Fuel up: Simple is always better when it comes to camp food. Snacks that don’t require refrigeration such as peanuts, jerky, and granola bars are perfect for quick eating and are easy to bring with you throughout the day. If the festival allows you to bring a stove, canned soups and pasta dishes are easy to cook up since you only need water and a pan. If you are bringing a refrigerator you can make up our favorite camp food: burritos. Prepare all of the ingredients at home (vegetables, grated cheese, meat/fish/tofu, guacamole, sour cream) and then place your prepared burrito on a flat griddle, heat it up, and prepare to fight off hungry campers.

Hit the hay: Sleep starts with where your pitch your tent, so choose an area that is as flat as possible. If you sleep on a slope, even if it’s not steep, you’ll end up sliding in your tent and waking up at some point. An air mattress, blankets, or even a yoga mat will give you some nice cushion from the ground and provide insulation and don’t forget to bring a pillow with you. Earplugs are another good item to bring as they’ll block out noise and will add a few hours of zzz’s to your morning.

 

Don’t be “that” guy: This is quite simple really—be a good neighbor. Treat your fellow campers as you would any other people living in close proximity of others. Start off by saying “hi”; this simple gesture goes a long way for the whole weekend and you’ll probably make some new friends. Even better, bring some extra snacks and brews to share with those people you like. Music will be coming at you from every angle so your camp spot isn’t the best place to blast your tunes; make it a chill spot where people can converse and relax all at the same time. Garbage sucks, so make it a point to keep your trash in a place where it won’t spread all over the place.
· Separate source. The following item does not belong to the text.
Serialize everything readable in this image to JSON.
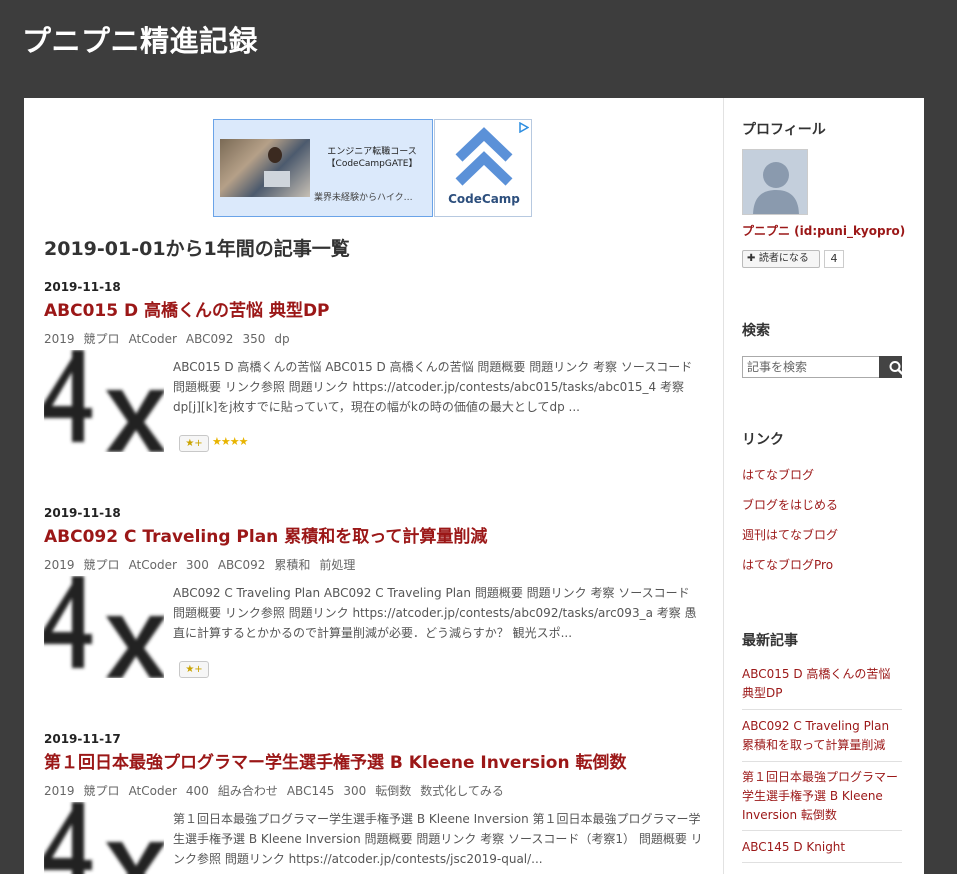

Finally, don’t be one of the thousands of festival-goers that leave their tents behind for the convenience of packing up. You may not want/need that tent after it’s over, but all of those discarded tents create tons of trash. Instead, bring it home and donate it to the boy/girl scouts or even to your local charity donation center. Reduce, reuse, recycle, relax—you made it out of the festival alive…and some pretty sweet memories.

 

Teva is the only sandal for the summer music festivals—that’s why we’re the official partner of the Bonnaroo Music and Arts festival in Manchester, TN. Show us how you’re prepping for the party by tagging your pre-festival pictures with #ready2roo. You could be featured on our blog and win some free swag.